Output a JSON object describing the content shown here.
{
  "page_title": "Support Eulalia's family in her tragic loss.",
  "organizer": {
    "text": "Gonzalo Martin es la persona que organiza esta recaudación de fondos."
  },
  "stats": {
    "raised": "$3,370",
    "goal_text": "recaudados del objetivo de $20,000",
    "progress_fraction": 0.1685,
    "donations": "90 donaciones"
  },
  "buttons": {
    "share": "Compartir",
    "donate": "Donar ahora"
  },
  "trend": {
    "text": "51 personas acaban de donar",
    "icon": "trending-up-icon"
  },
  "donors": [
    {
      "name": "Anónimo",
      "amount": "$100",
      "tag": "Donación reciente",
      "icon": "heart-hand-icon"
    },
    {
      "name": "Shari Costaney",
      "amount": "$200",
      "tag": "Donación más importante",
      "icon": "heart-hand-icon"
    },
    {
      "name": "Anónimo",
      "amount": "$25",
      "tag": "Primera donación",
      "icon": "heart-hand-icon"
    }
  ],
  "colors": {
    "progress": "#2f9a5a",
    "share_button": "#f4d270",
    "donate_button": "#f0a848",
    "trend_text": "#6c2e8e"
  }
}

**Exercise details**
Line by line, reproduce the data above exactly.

**Solution to the problem**
Output a JSON object describing the content shown here.
{
  "page_title": "Support Eulalia's family in her tragic loss.",
  "organizer": {
    "text": "Gonzalo Martin es la persona que organiza esta recaudación de fondos."
  },
  "stats": {
    "raised": "$3,370",
    "goal_text": "recaudados del objetivo de $20,000",
    "progress_fraction": 0.1685,
    "donations": "90 donaciones"
  },
  "buttons": {
    "share": "Compartir",
    "donate": "Donar ahora"
  },
  "trend": {
    "text": "51 personas acaban de donar",
    "icon": "trending-up-icon"
  },
  "donors": [
    {
      "name": "Anónimo",
      "amount": "$100",
      "tag": "Donación reciente",
      "icon": "heart-hand-icon"
    },
    {
      "name": "Shari Costaney",
      "amount": "$200",
      "tag": "Donación más importante",
      "icon": "heart-hand-icon"
    },
    {
      "name": "Anónimo",
      "amount": "$25",
      "tag": "Primera donación",
      "icon": "heart-hand-icon"
    }
  ],
  "colors": {
    "progress": "#2f9a5a",
    "share_button": "#f4d270",
    "donate_button": "#f0a848",
    "trend_text": "#6c2e8e"
  }
}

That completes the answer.